While there are many variables, this urgent public health question is just a practical mathematical problem. In the endless pursuit to lower A1c lab values and the Holy Grail of lowering escalating diabetes-related costs, it’s time for insurers and payers to “flip the table” by limiting brand diabetes Rx reimbursement to tiered performance payments for achieving and sustaining validated A1c outcomes on a per patient basis. There’s no other way out. Manufacturers, PBM and payers must demonstrate diabetes formulary value. Pronto!

It’s simple, right?

  1. The good news is that there is no shortage of quality diabetes-controlling generic and biosimilar medicines marketed by the same innovator pharmaceutical companies that also market brand name medicines. AWP? Forget about it. Rather, focus on packages of therapies, and hub-style services, that can be efficiently bundled on a per plan member basis. A payer’s reimbursement reward can be scaled to the degree of success in attaining maintaining, an appropriate A1c goal.
  2. We’ve come a long way from the early days of Medco-style disease management. Digital technology is transforming the practice of patient care, patient engagement, clinical pharmacy, and lab testing. Even beyond EHRs, newer simplified patient-centered clinical engagement platforms now connect providers and payers. Low-cost lab services exist to clinically validate and monitor A1c values directly from a patient’s home. No trip to Quest or Lab Corp, all without a phlebotomist, without an appointment, without a blood draw. All with CAP and CLIA accreditation and diagnostic quality. Continuous A1c outcomes transparency for diabetes populations has arrived.

What’s the catch?

So, instead of asking, how much poorly controlled type II diabetes patients cost, its more strategic to ask "how much is a well-controlled diabetes patient worth to the Payer/Insurer"? To society? To the patient with high deductible plans? To the PBM team managing the diabetes medication formulary? To society?

Reducing the costs of Type II Diabetes is worth a lot to public and private insurers.

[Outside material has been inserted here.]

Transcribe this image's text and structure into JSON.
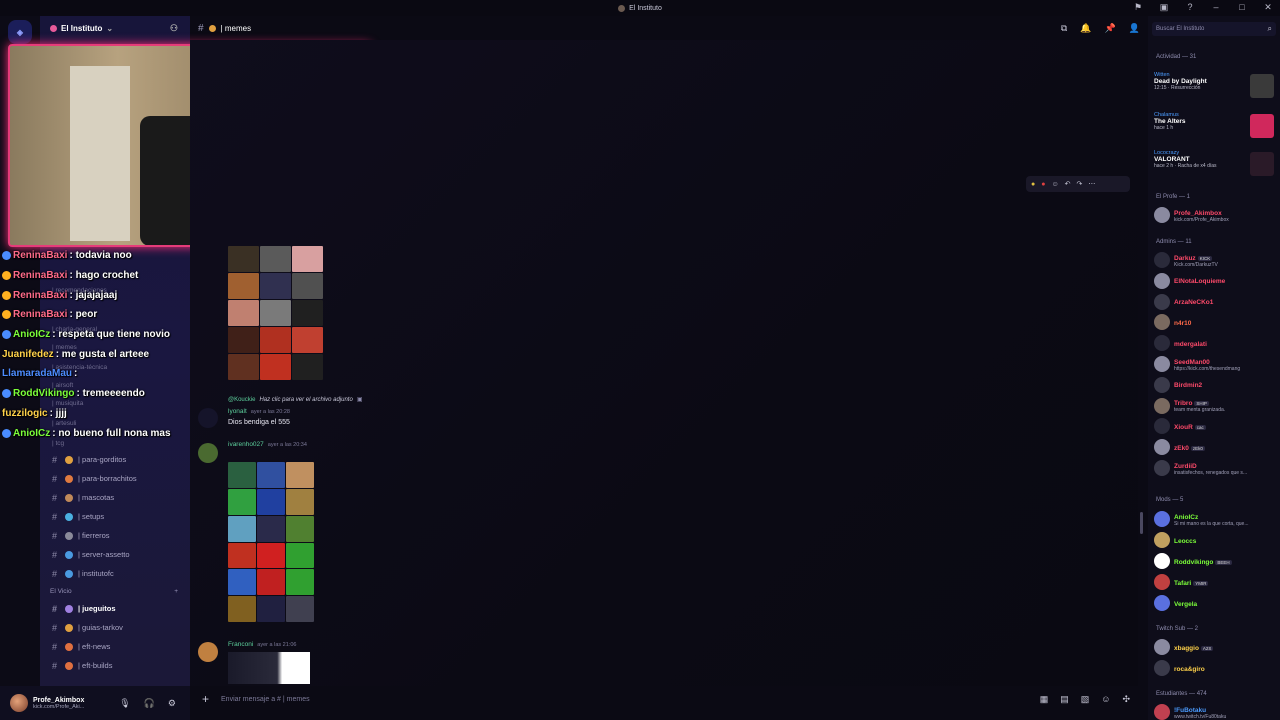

And manufacturers have the opportunity to shift to higher and more sustainable per patient reimbursement by getting paid primarily through A1c performance contracts for a defined proportion of a plan’s covered lives. That’s real value-based reimbursement.

Can it be done?

Pharma has the tool set right now: 

  1. Brand, generic, and biosimilar diabetes treatment portfolios
  2. Proprietary and licensed patient engagement services and programs
  3. Professionally staffed digital hub service resources designed to efficiently onboard patients, sustain adherence, and to support safe-use of medication

In seamless combination, one patient/insurer/payer at a time, it can be done.

Rob Dhoble

President

Adherent Health, LLC

rdhoble@adherenthealth.com